1Life Healthcare’s listing could signal renewed investor interest in listings by money-losing growth companies. It debuted on the same day as Reynolds Consumer Products Inc., the profitable maker of the eponymous aluminium foil and Hefty trash bags. Reynolds, which raised $1.23 billion in an offering priced within its marketed range, climbed 9.8 per cent in its debut.

70 Clinics

San Francisco-based 1Life Healthcare, with almost 400,000 members as of October, operates more than 70 clinics in nine markets including Boston and Seattle. Its customers are charged subscription fee for access to a roster of physicians and annual membership grants patients 24/7 access to digital health services through its proprietary platform.

Thaler said the company plans to expand this year to Atlanta, Orange County in California and Portland, Oregon.

Venture capital investors poured $7.4 billion into digital health start-ups in 2019, according data from venture fund Rock Health. Many are betting that start-ups can eliminate some of the inefficiency in the US health care system.

Potential Competitors

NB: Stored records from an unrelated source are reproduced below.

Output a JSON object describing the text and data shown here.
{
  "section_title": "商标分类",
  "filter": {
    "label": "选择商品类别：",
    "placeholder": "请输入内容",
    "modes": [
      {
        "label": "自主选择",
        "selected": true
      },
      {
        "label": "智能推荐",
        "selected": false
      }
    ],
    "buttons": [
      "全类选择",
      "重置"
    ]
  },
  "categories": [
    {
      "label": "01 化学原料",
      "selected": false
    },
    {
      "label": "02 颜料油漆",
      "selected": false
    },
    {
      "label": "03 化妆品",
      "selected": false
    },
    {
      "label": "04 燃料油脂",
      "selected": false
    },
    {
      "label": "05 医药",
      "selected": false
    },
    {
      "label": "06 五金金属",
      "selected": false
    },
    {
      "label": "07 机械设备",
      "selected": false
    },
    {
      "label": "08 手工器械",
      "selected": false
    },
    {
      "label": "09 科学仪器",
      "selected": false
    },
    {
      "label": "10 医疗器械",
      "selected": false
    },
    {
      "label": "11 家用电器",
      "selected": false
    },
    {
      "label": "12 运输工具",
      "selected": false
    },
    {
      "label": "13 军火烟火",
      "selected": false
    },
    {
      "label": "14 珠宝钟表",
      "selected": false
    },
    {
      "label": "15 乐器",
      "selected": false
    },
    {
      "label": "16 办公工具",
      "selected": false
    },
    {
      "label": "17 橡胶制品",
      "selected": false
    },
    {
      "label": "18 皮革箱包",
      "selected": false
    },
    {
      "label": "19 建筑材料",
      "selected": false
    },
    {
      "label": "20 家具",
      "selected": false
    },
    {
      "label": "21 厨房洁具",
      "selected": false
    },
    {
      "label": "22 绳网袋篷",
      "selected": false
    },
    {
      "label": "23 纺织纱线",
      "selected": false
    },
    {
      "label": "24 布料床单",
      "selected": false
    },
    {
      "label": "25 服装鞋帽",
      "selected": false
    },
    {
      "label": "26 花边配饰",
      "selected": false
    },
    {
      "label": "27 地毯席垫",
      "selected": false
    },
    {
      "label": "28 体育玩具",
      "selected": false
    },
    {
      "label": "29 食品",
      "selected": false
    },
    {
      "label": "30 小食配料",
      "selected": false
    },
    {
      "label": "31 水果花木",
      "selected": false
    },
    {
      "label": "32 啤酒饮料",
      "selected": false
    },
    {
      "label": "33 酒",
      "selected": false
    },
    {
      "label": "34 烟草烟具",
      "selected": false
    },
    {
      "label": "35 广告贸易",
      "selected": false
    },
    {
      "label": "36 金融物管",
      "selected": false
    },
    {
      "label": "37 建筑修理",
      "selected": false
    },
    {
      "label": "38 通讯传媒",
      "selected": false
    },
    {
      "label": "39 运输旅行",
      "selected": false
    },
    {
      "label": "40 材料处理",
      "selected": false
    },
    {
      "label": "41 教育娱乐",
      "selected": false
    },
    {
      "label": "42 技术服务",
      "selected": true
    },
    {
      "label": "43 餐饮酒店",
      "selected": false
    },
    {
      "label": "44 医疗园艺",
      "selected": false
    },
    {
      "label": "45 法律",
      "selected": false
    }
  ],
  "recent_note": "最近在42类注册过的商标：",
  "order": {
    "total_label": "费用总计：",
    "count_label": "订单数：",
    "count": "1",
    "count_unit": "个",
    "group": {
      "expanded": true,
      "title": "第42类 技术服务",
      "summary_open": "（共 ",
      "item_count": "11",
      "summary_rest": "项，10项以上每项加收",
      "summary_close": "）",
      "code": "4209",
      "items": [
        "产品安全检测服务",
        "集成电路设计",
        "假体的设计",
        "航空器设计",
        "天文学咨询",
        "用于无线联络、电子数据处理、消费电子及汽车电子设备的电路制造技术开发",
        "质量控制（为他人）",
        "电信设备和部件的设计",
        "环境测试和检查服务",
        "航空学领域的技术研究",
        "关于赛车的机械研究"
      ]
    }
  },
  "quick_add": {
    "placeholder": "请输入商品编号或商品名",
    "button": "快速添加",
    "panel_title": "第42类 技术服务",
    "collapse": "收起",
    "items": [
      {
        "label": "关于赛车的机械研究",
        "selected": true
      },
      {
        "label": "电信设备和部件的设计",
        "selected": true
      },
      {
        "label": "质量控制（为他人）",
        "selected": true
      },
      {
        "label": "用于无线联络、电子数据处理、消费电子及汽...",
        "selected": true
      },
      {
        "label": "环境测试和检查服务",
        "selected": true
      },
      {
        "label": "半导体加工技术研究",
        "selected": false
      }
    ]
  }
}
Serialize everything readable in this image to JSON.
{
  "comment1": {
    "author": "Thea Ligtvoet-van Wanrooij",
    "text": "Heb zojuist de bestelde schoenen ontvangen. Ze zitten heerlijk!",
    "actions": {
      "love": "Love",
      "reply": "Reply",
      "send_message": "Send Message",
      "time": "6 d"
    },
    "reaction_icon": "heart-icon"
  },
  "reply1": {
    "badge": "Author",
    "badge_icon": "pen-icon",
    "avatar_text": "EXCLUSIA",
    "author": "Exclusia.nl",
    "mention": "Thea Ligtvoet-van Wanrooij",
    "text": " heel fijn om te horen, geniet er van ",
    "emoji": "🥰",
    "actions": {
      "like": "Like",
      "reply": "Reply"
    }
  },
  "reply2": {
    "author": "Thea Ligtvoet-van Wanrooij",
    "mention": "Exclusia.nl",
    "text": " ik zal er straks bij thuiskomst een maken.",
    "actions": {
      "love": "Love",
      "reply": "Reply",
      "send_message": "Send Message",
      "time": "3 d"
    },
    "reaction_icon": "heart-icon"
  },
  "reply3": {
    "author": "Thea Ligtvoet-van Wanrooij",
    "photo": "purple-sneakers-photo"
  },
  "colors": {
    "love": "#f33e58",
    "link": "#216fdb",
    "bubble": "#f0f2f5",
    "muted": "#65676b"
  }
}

Established health-care giants and tech companies are among potential competitors seeking to use technology to improve delivery of medical care.

While primary care is crucial in preventing disease, it’s considered one of the least profitable specialities in the US

1Life Healthcare’s losses increased with its revenue for the nine months ended Sept. 30, according to its filings. It lost $34 million on revenue of $199 million, compared with $26 million on $155 million in revenue during the same period in 2018.

Carlyle Stake

After the IPO, Carlyle Group Inc. funds will remain the largest owners of 1Life Healthcare, with a stake of almost 30 per cent, according to the filings. Other investors include Benchmark Capital Partners and Alphabet Inc.’s Google Ventures. Alphabet is also one of One Medical’s largest clients, accounting for 10 per cent of the company’s revenue.

The offering was led by JPMorgan Chase & Co. and Morgan Stanley. The shares are trading on the Nasdaq Global Select Market under the symbol ONEM.